Another special place, especially for an outdoor lunch, is the Schwellenmätteli restaurant in what is known as “Bern’s Riviera,” a platform of wood, metal and glass on the edge of the river next to the rushing waters of the Aare’s floodgates and below the city’s old houses, which top the opposite hill. Main courses are from 29 Swiss francs. To reach the restaurant, cross the Kirchenfeldbrücke and follow signs down the hill to the riverbank.
For more reasonable meals, try the Altes Tramdepot, a restaurant and microbrewery adjacent to the Bear Pit with an outdoor terrace offering lovely views of the river and the city. Spaghetti carbonara goes for 14.50 Swiss francs, and the daily menu is priced at 19.50 Swiss francs.

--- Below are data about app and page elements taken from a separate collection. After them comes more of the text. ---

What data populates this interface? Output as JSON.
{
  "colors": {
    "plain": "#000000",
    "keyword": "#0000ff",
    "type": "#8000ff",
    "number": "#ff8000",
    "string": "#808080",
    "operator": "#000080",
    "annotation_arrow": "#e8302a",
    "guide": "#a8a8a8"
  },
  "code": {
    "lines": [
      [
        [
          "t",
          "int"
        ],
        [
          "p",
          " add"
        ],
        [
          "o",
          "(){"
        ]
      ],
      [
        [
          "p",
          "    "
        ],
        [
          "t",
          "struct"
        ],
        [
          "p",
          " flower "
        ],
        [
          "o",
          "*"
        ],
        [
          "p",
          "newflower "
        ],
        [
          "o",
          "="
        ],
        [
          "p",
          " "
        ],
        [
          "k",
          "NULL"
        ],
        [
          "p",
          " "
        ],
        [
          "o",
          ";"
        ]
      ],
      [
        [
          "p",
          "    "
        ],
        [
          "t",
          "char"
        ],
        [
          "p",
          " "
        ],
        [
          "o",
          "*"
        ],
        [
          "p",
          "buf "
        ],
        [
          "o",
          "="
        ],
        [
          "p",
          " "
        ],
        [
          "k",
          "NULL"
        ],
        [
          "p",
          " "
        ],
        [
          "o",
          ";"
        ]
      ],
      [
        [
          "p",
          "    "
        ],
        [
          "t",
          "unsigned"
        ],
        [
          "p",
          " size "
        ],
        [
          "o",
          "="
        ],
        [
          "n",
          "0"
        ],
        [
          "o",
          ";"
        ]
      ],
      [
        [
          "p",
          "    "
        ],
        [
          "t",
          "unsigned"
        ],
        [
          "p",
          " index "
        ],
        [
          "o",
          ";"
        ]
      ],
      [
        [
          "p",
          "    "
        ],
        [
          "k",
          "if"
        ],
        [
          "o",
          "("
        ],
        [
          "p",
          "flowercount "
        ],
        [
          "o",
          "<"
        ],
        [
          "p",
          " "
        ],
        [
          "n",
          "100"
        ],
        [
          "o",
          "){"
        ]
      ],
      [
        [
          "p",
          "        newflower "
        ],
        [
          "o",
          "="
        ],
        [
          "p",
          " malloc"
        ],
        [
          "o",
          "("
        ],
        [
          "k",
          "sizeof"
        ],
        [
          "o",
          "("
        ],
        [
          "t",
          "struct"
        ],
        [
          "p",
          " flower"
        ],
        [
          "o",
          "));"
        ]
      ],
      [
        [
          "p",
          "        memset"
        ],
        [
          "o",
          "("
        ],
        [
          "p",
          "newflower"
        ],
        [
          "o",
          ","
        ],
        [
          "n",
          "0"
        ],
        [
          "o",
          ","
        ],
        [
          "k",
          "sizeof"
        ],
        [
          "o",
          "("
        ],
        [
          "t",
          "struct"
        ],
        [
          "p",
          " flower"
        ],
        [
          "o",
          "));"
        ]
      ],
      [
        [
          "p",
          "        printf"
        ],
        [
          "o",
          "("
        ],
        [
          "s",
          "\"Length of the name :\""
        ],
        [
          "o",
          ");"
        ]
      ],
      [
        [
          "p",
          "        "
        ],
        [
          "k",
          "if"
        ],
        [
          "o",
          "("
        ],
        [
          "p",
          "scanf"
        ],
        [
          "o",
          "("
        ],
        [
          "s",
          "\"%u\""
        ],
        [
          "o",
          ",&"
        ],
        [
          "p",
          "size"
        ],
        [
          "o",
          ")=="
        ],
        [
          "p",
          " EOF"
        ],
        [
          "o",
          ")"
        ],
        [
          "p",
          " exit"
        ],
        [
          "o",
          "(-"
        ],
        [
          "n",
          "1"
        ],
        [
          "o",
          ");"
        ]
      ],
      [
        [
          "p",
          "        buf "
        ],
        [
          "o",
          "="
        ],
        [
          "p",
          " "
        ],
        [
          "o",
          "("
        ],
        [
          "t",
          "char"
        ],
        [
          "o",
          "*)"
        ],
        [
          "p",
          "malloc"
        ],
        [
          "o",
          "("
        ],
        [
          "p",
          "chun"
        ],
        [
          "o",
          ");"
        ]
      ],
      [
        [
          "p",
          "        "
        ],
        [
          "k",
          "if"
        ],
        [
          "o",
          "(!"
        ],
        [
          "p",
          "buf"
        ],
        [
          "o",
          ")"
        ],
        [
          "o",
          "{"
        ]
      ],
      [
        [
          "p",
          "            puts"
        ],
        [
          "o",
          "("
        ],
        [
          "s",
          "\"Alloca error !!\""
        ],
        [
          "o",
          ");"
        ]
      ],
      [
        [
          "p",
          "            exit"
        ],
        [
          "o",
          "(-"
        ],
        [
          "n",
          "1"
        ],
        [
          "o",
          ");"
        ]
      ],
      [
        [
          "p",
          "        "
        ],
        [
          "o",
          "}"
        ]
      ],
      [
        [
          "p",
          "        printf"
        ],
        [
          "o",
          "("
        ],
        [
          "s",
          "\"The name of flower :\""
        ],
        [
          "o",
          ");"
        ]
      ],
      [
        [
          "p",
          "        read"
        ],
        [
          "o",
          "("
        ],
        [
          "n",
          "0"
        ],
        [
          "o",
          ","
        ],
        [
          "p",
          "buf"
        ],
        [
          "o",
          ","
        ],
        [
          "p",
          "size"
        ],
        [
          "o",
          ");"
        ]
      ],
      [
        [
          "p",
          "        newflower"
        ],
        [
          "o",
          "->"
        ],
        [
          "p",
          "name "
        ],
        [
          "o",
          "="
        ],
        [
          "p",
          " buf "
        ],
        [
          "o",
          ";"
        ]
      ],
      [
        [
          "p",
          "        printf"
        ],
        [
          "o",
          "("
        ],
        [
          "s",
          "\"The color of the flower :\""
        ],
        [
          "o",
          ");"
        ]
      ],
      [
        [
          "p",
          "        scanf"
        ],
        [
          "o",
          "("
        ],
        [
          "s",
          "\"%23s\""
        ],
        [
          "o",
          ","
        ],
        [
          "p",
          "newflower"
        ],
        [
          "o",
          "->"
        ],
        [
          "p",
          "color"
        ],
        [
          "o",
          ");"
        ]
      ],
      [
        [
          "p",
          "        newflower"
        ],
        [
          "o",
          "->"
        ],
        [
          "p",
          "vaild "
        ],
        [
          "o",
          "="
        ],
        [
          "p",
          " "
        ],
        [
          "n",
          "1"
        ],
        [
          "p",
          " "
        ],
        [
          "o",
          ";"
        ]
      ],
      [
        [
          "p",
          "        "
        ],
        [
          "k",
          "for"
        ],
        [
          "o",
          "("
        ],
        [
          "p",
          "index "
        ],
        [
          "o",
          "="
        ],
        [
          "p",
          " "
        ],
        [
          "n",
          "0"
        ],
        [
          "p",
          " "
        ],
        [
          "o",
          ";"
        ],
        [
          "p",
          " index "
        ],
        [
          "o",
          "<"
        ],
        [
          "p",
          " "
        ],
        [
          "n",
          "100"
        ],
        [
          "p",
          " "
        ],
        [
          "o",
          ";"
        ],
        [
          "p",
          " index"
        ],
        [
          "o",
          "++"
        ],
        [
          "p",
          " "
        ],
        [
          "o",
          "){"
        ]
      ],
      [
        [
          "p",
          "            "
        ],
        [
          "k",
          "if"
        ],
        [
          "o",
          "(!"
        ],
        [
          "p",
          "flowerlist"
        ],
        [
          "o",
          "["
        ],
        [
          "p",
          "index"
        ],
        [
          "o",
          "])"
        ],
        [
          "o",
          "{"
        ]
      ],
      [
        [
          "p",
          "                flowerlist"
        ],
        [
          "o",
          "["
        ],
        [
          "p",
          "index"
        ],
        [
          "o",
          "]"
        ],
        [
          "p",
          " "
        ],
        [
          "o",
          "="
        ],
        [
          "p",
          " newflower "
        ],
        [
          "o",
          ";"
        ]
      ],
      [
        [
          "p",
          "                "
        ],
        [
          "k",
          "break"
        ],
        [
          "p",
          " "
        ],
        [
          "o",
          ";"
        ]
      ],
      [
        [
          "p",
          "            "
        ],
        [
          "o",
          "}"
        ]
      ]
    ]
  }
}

Another reasonably priced restaurant, good for Swiss specialties, is Zum Untern Junker on Junkern Strasse. Try Roschti, a Swiss favorite of shredded fried potatoes topped with melted Raclette cheese and a fried egg, plus grilled tomatoes and pickles for 18.50 Swiss francs.
For dining outside the city, try the Gurten on a hill overlooking the town with super views, not just of Bern, but also of the surrounding mountains. Take tram No. 9 to the Gurtenbahn station and then a funicular up the hillside to the restaurant.
There’s an outdoor market with fruit, vegetable and flower stands on Waisenhausplatz and Bärenplatz on Tuesday, Thursday and Saturday mornings.
¶ Where to stay: Many hotels in Bern offer reasonable package plans. For example, the Best Western Hotel Bristol offers a two-night weekend stay with buffet breakfast, glass of champagne, sauna admission, and 48-hour BernCard for 178 Swiss francs per person. For details, see www.bristolbern.ch.
¶ Info: City tourist offices can supply a free city map and other helpful brochures. English is widely spoken. Find more information on Bern at www.berninfo.com or ask for it by e-mail at email@example.com
— Leah Larkin